I renewed the policy online, paying by credit card… very quick and straightforward. I received an email almost immediately, confirming the renewal with two attachments – the receipt and the policy document. However the policy document had spelled my name wrong. In place of a D in my last name was a P. I don’t know how this happened, but definitely not my typo as D and P are way apart on the keyboard.

Either way I needed to get it replaced, the car re-registered and tested, which meant a day off today, and a trip to the Beema offices which is what I had tried to avoid by renewing online. They issued a corrected certificate which I took to the Traffic Department to register the vehicle for another year. I’ve written about registration in an earlier post. I was in and out in less than 10 minutes.

Then on to the Fahes Testing Station. There are two in the Industrial Area, but I hate the chaos of the place so I decided to drive to the testing station in Al Wakra instead. Although it’s further away, I hoped the journey would be quicker and easier than getting to the Industrial Area, and possibly quicker to get seen.

Google maps managed to misdirect several kilometres too far, in fact passing by the Fahes site. I turned round and drove some way towards Doha before I could U-turn back. If you intend to go the testing station, it’s currently a right turn at the  first Al Wakra roundabout, then a sharp right through the Woqod Petrol Station to the Testing Station behind.

I drove up to the kiosk, gave in my registration, paid 75QR and joined a short line of cars. There were 4 lines of cars moving slowly through the building.

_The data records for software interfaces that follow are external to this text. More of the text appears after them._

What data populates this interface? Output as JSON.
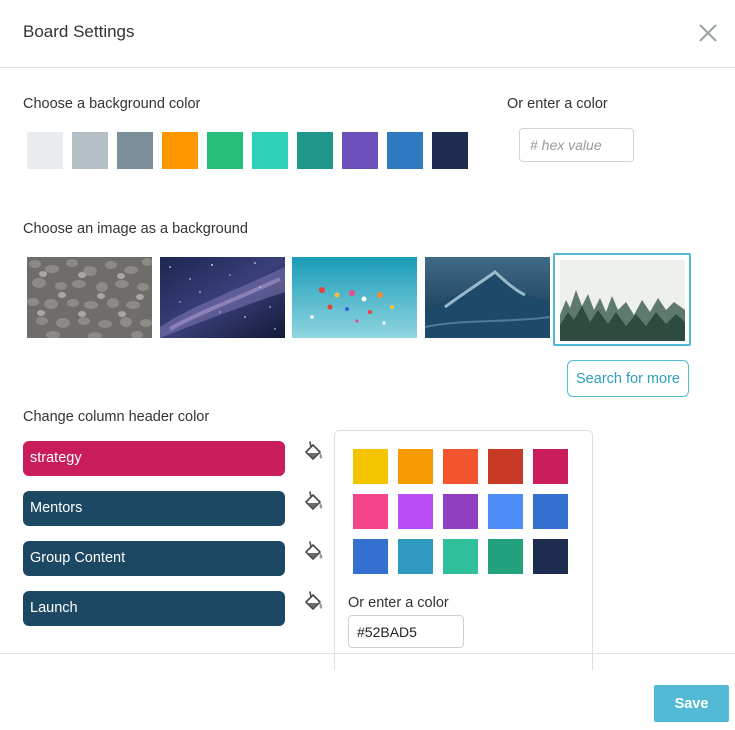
{
  "header": {
    "title": "Board Settings",
    "close_icon": "close-icon"
  },
  "background": {
    "label": "Choose a background color",
    "colors": [
      "#e8ecef",
      "#b3bfc5",
      "#7b8f9b",
      "#ff9800",
      "#26bf7a",
      "#2ed0b8",
      "#21968a",
      "#6c4fba",
      "#2e79bf",
      "#1e2c50"
    ],
    "custom_label": "Or enter a color",
    "custom_placeholder": "# hex value"
  },
  "images": {
    "label": "Choose an image as a background",
    "items": [
      "pebbles",
      "milky-way",
      "hot-air-balloons",
      "ocean-wave",
      "misty-forest"
    ],
    "selected": "misty-forest",
    "search_more": "Search for more"
  },
  "columns": {
    "label": "Change column header color",
    "items": [
      {
        "name": "strategy",
        "color": "#c81c5b"
      },
      {
        "name": "Mentors",
        "color": "#1c4864"
      },
      {
        "name": "Group Content",
        "color": "#1c4864"
      },
      {
        "name": "Launch",
        "color": "#1c4864"
      }
    ],
    "bucket_icon": "paint-bucket-icon"
  },
  "palette": {
    "colors": [
      "#f5c400",
      "#f59a00",
      "#f2542d",
      "#c93a26",
      "#c81c5b",
      "#f5448a",
      "#bb4df5",
      "#8f3fbf",
      "#4c8ef5",
      "#3470d0",
      "#3470d0",
      "#2f99bf",
      "#2fbf9a",
      "#22a37e",
      "#1e2c50"
    ],
    "custom_label": "Or enter a color",
    "custom_value": "#52BAD5"
  },
  "footer": {
    "save_label": "Save"
  }
}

The process was very efficient. I stayed in the car, moving to the passenger seat while the technician moved the car forward for each phase of testing. This included, exhaust gases, lights, brakes on a rolling road, and finally a visual inspection from a pit under the car. The results of each test were displayed on screen.


It was all over in 215 minutes. I passed, or at least the car did, and got a text to confirm it.



On the way out the guy in exit booth told me I had to go into the office with my registration and insurance. I parked and went in.

“What have you come for?” I was asked.
I told him and showed my shiny new registration card.
“You’ve got registration” he said, “Why do you come here?”
“Because the man in the booth told me to”

He said I could leave, which I did. I think you can also complete you registration at the same time, which would have been helpful to know.